| What to produce |
The records below are to be returned word for word, with pictures left out.

| Entries supplied |
'''

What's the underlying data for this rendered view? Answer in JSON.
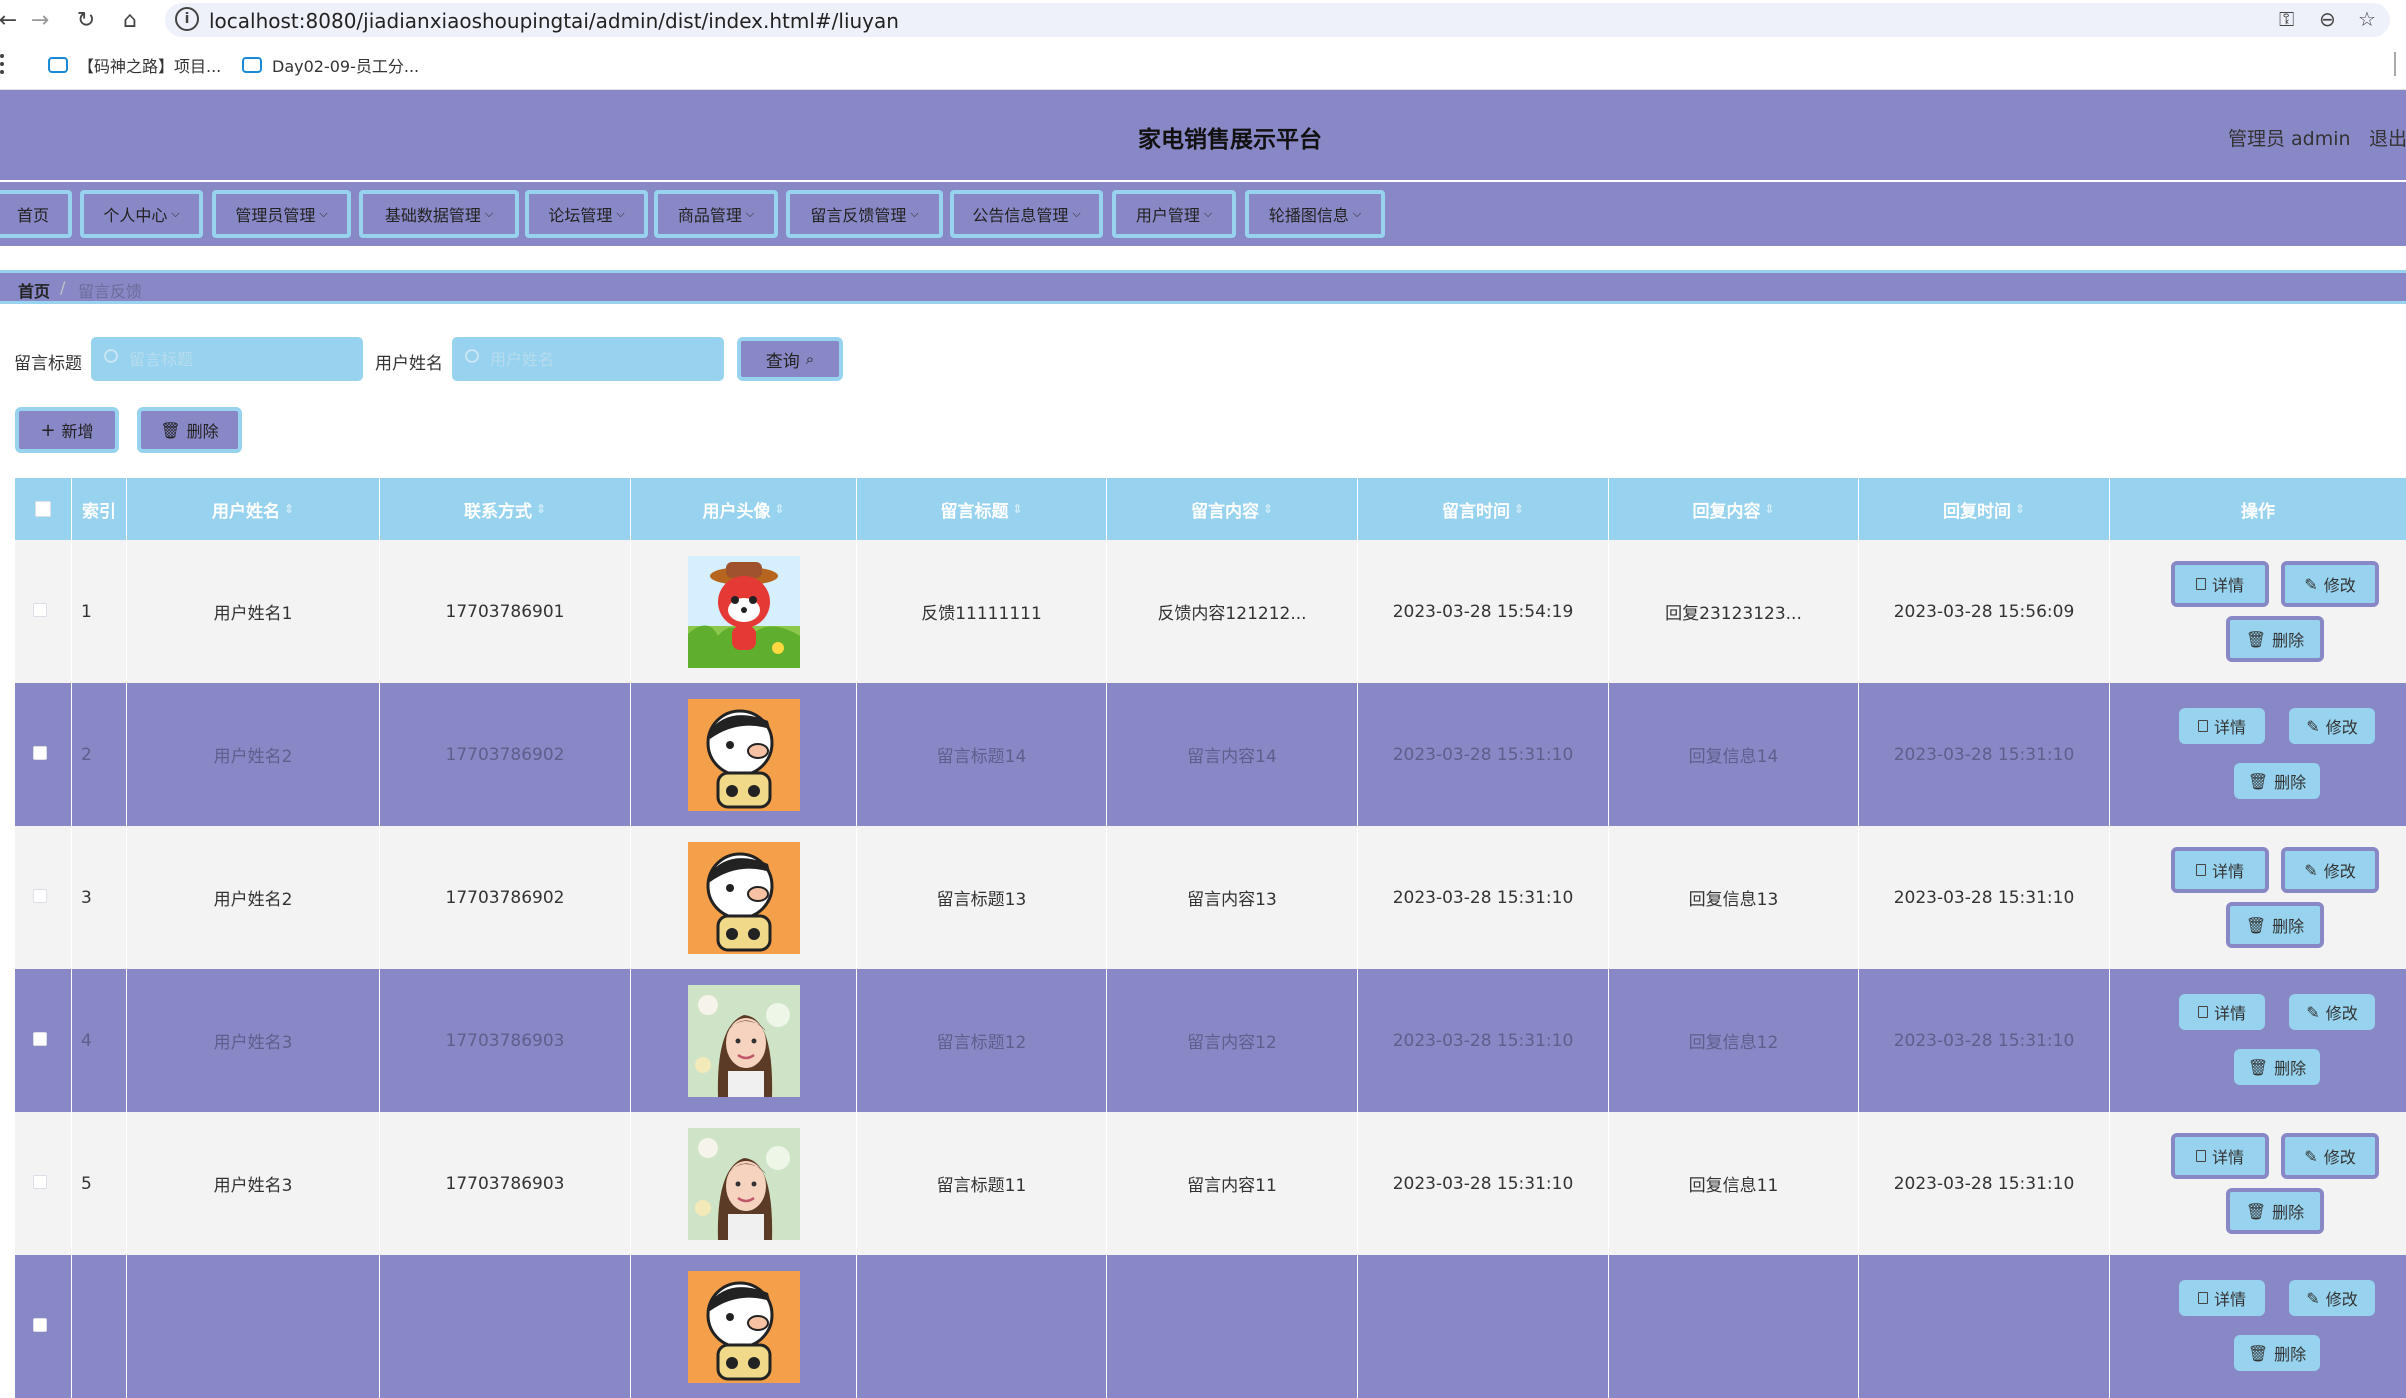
{
  "browser": {
    "url": "localhost:8080/jiadianxiaoshoupingtai/admin/dist/index.html#/liuyan",
    "bookmarks": [
      "【码神之路】项目...",
      "Day02-09-员工分..."
    ]
  },
  "header": {
    "title": "家电销售展示平台",
    "user": "管理员 admin",
    "logout": "退出"
  },
  "menu": [
    {
      "label": "首页"
    },
    {
      "label": "个人中心"
    },
    {
      "label": "管理员管理"
    },
    {
      "label": "基础数据管理"
    },
    {
      "label": "论坛管理"
    },
    {
      "label": "商品管理"
    },
    {
      "label": "留言反馈管理"
    },
    {
      "label": "公告信息管理"
    },
    {
      "label": "用户管理"
    },
    {
      "label": "轮播图信息"
    }
  ],
  "breadcrumb": {
    "home": "首页",
    "separator": "/",
    "current": "留言反馈"
  },
  "search": {
    "title_label": "留言标题",
    "title_placeholder": "留言标题",
    "name_label": "用户姓名",
    "name_placeholder": "用户姓名",
    "query_label": "查询"
  },
  "actions": {
    "add_label": "新增",
    "delete_label": "删除"
  },
  "table": {
    "headers": [
      "索引",
      "用户姓名",
      "联系方式",
      "用户头像",
      "留言标题",
      "留言内容",
      "留言时间",
      "回复内容",
      "回复时间",
      "操作"
    ],
    "row_actions": {
      "detail": "详情",
      "edit": "修改",
      "delete": "删除"
    },
    "rows": [
      {
        "index": "1",
        "name": "用户姓名1",
        "phone": "17703786901",
        "avatar": "cartoon-fox-avatar",
        "title": "反馈11111111",
        "content": "反馈内容121212...",
        "time": "2023-03-28 15:54:19",
        "reply": "回复23123123...",
        "reply_time": "2023-03-28 15:56:09"
      },
      {
        "index": "2",
        "name": "用户姓名2",
        "phone": "17703786902",
        "avatar": "cartoon-boy-avatar",
        "title": "留言标题14",
        "content": "留言内容14",
        "time": "2023-03-28 15:31:10",
        "reply": "回复信息14",
        "reply_time": "2023-03-28 15:31:10"
      },
      {
        "index": "3",
        "name": "用户姓名2",
        "phone": "17703786902",
        "avatar": "cartoon-boy-avatar",
        "title": "留言标题13",
        "content": "留言内容13",
        "time": "2023-03-28 15:31:10",
        "reply": "回复信息13",
        "reply_time": "2023-03-28 15:31:10"
      },
      {
        "index": "4",
        "name": "用户姓名3",
        "phone": "17703786903",
        "avatar": "woman-photo-avatar",
        "title": "留言标题12",
        "content": "留言内容12",
        "time": "2023-03-28 15:31:10",
        "reply": "回复信息12",
        "reply_time": "2023-03-28 15:31:10"
      },
      {
        "index": "5",
        "name": "用户姓名3",
        "phone": "17703786903",
        "avatar": "woman-photo-avatar",
        "title": "留言标题11",
        "content": "留言内容11",
        "time": "2023-03-28 15:31:10",
        "reply": "回复信息11",
        "reply_time": "2023-03-28 15:31:10"
      },
      {
        "index": "",
        "name": "",
        "phone": "",
        "avatar": "cartoon-boy-avatar",
        "title": "",
        "content": "",
        "time": "",
        "reply": "",
        "reply_time": ""
      }
    ]
  },
  "colors": {
    "primary": "#8888c6",
    "accent": "#97d3ef",
    "row_light": "#f3f3f3"
  }
}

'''

| Finished task |
What's the underlying data for this rendered view? Answer in JSON.
{
  "browser": {
    "url": "localhost:8080/jiadianxiaoshoupingtai/admin/dist/index.html#/liuyan",
    "bookmarks": [
      "【码神之路】项目...",
      "Day02-09-员工分..."
    ]
  },
  "header": {
    "title": "家电销售展示平台",
    "user": "管理员 admin",
    "logout": "退出"
  },
  "menu": [
    {
      "label": "首页"
    },
    {
      "label": "个人中心"
    },
    {
      "label": "管理员管理"
    },
    {
      "label": "基础数据管理"
    },
    {
      "label": "论坛管理"
    },
    {
      "label": "商品管理"
    },
    {
      "label": "留言反馈管理"
    },
    {
      "label": "公告信息管理"
    },
    {
      "label": "用户管理"
    },
    {
      "label": "轮播图信息"
    }
  ],
  "breadcrumb": {
    "home": "首页",
    "separator": "/",
    "current": "留言反馈"
  },
  "search": {
    "title_label": "留言标题",
    "title_placeholder": "留言标题",
    "name_label": "用户姓名",
    "name_placeholder": "用户姓名",
    "query_label": "查询"
  },
  "actions": {
    "add_label": "新增",
    "delete_label": "删除"
  },
  "table": {
    "headers": [
      "索引",
      "用户姓名",
      "联系方式",
      "用户头像",
      "留言标题",
      "留言内容",
      "留言时间",
      "回复内容",
      "回复时间",
      "操作"
    ],
    "row_actions": {
      "detail": "详情",
      "edit": "修改",
      "delete": "删除"
    },
    "rows": [
      {
        "index": "1",
        "name": "用户姓名1",
        "phone": "17703786901",
        "avatar": "cartoon-fox-avatar",
        "title": "反馈11111111",
        "content": "反馈内容121212...",
        "time": "2023-03-28 15:54:19",
        "reply": "回复23123123...",
        "reply_time": "2023-03-28 15:56:09"
      },
      {
        "index": "2",
        "name": "用户姓名2",
        "phone": "17703786902",
        "avatar": "cartoon-boy-avatar",
        "title": "留言标题14",
        "content": "留言内容14",
        "time": "2023-03-28 15:31:10",
        "reply": "回复信息14",
        "reply_time": "2023-03-28 15:31:10"
      },
      {
        "index": "3",
        "name": "用户姓名2",
        "phone": "17703786902",
        "avatar": "cartoon-boy-avatar",
        "title": "留言标题13",
        "content": "留言内容13",
        "time": "2023-03-28 15:31:10",
        "reply": "回复信息13",
        "reply_time": "2023-03-28 15:31:10"
      },
      {
        "index": "4",
        "name": "用户姓名3",
        "phone": "17703786903",
        "avatar": "woman-photo-avatar",
        "title": "留言标题12",
        "content": "留言内容12",
        "time": "2023-03-28 15:31:10",
        "reply": "回复信息12",
        "reply_time": "2023-03-28 15:31:10"
      },
      {
        "index": "5",
        "name": "用户姓名3",
        "phone": "17703786903",
        "avatar": "woman-photo-avatar",
        "title": "留言标题11",
        "content": "留言内容11",
        "time": "2023-03-28 15:31:10",
        "reply": "回复信息11",
        "reply_time": "2023-03-28 15:31:10"
      },
      {
        "index": "",
        "name": "",
        "phone": "",
        "avatar": "cartoon-boy-avatar",
        "title": "",
        "content": "",
        "time": "",
        "reply": "",
        "reply_time": ""
      }
    ]
  },
  "colors": {
    "primary": "#8888c6",
    "accent": "#97d3ef",
    "row_light": "#f3f3f3"
  }
}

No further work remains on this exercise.